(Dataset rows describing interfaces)
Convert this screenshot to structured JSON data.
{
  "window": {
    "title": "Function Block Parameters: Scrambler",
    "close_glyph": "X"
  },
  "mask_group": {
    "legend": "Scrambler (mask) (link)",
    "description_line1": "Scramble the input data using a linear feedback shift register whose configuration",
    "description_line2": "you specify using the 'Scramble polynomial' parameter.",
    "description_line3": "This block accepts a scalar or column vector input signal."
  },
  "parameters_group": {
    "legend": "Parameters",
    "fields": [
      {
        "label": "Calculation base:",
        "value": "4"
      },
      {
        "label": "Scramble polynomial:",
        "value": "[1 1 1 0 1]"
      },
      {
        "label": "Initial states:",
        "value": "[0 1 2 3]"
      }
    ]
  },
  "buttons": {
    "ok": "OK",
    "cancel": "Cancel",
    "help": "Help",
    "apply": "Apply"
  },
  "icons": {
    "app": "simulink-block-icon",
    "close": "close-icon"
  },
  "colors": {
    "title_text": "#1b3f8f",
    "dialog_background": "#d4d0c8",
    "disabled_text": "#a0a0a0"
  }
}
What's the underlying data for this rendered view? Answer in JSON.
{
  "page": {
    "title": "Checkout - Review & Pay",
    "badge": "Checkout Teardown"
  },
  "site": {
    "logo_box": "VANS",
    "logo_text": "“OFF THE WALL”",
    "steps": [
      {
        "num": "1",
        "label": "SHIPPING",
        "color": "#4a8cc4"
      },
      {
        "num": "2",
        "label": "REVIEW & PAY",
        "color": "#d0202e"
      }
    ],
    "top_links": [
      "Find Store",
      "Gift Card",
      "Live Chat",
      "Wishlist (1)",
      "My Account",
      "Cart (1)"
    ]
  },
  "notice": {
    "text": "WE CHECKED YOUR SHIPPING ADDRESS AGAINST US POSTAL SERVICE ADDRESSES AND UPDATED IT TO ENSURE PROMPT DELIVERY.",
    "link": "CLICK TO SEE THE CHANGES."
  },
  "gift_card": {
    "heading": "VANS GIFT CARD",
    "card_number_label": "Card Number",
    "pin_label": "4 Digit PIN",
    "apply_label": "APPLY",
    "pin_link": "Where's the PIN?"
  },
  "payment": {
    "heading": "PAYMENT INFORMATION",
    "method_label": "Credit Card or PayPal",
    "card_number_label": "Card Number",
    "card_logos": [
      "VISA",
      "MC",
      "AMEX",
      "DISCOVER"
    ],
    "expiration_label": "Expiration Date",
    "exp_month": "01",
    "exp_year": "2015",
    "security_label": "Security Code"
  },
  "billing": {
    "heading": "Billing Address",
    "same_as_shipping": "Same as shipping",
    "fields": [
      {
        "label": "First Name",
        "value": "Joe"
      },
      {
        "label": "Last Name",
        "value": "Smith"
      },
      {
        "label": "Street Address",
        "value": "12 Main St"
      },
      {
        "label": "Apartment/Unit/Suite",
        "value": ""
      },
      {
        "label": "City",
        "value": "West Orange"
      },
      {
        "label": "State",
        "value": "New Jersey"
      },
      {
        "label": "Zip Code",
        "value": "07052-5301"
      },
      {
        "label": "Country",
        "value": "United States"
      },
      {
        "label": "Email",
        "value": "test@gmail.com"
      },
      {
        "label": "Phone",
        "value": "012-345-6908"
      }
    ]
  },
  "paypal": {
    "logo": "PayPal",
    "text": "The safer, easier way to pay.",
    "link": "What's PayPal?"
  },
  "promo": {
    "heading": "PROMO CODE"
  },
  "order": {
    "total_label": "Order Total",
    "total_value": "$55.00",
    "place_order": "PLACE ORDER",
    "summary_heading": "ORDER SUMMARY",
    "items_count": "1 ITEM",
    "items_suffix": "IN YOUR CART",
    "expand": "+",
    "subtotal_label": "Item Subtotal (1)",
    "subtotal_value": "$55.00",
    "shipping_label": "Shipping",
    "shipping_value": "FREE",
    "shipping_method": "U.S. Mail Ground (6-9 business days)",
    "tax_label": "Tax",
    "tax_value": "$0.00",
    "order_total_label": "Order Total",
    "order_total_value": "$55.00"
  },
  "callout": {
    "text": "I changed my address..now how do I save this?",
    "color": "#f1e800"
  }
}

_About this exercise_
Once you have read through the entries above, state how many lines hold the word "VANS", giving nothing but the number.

_Solution to the exercise_
2